___ Information provided ___

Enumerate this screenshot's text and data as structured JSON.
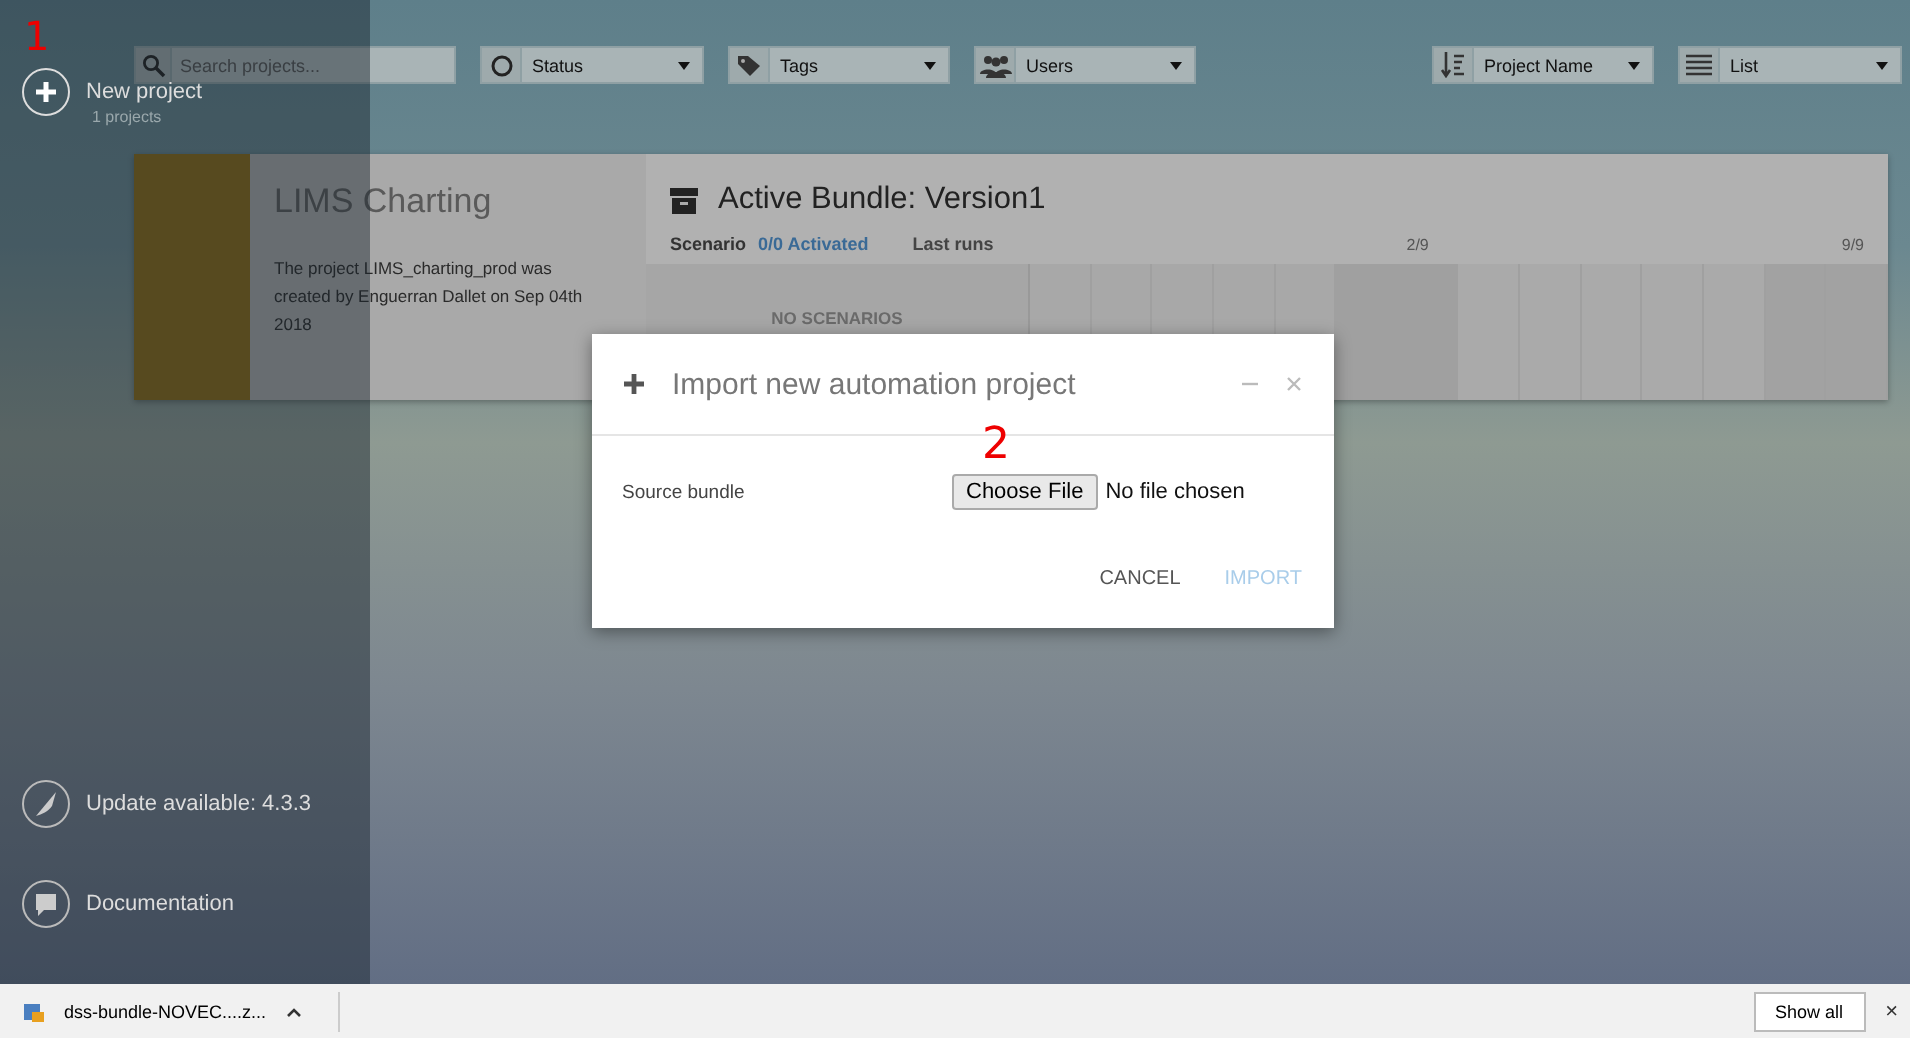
{
  "sidebar": {
    "new_project": "New project",
    "project_count": "1 projects",
    "update": "Update available: 4.3.3",
    "documentation": "Documentation"
  },
  "filters": {
    "search": {
      "placeholder": "Search projects..."
    },
    "dropdowns": [
      {
        "kind": "status",
        "label": "Status"
      },
      {
        "kind": "tags",
        "label": "Tags"
      },
      {
        "kind": "users",
        "label": "Users"
      },
      {
        "kind": "sort",
        "label": "Project Name"
      },
      {
        "kind": "view",
        "label": "List"
      }
    ]
  },
  "project": {
    "title": "LIMS Charting",
    "description": "The project LIMS_charting_prod was created by Enguerran Dallet on Sep 04th 2018",
    "bundle_title": "Active Bundle: Version1",
    "scenario_label": "Scenario",
    "activated": "0/0 Activated",
    "last_runs": "Last runs",
    "run_ticks": [
      "2/9",
      "9/9"
    ],
    "no_scenarios": "NO SCENARIOS"
  },
  "dialog": {
    "title": "Import new automation project",
    "field_label": "Source bundle",
    "choose_button": "Choose File",
    "file_status": "No file chosen",
    "buttons": [
      {
        "label": "CANCEL",
        "disabled": false
      },
      {
        "label": "IMPORT",
        "disabled": true
      }
    ]
  },
  "annotations": [
    {
      "text": "1"
    },
    {
      "text": "2"
    }
  ],
  "download_bar": {
    "file": "dss-bundle-NOVEC....z...",
    "show_all": "Show all",
    "close": "×"
  }
}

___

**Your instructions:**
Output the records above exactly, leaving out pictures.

**Result of this task:**
Enumerate this screenshot's text and data as structured JSON.
{
  "sidebar": {
    "new_project": "New project",
    "project_count": "1 projects",
    "update": "Update available: 4.3.3",
    "documentation": "Documentation"
  },
  "filters": {
    "search": {
      "placeholder": "Search projects..."
    },
    "dropdowns": [
      {
        "kind": "status",
        "label": "Status"
      },
      {
        "kind": "tags",
        "label": "Tags"
      },
      {
        "kind": "users",
        "label": "Users"
      },
      {
        "kind": "sort",
        "label": "Project Name"
      },
      {
        "kind": "view",
        "label": "List"
      }
    ]
  },
  "project": {
    "title": "LIMS Charting",
    "description": "The project LIMS_charting_prod was created by Enguerran Dallet on Sep 04th 2018",
    "bundle_title": "Active Bundle: Version1",
    "scenario_label": "Scenario",
    "activated": "0/0 Activated",
    "last_runs": "Last runs",
    "run_ticks": [
      "2/9",
      "9/9"
    ],
    "no_scenarios": "NO SCENARIOS"
  },
  "dialog": {
    "title": "Import new automation project",
    "field_label": "Source bundle",
    "choose_button": "Choose File",
    "file_status": "No file chosen",
    "buttons": [
      {
        "label": "CANCEL",
        "disabled": false
      },
      {
        "label": "IMPORT",
        "disabled": true
      }
    ]
  },
  "annotations": [
    {
      "text": "1"
    },
    {
      "text": "2"
    }
  ],
  "download_bar": {
    "file": "dss-bundle-NOVEC....z...",
    "show_all": "Show all",
    "close": "×"
  }
}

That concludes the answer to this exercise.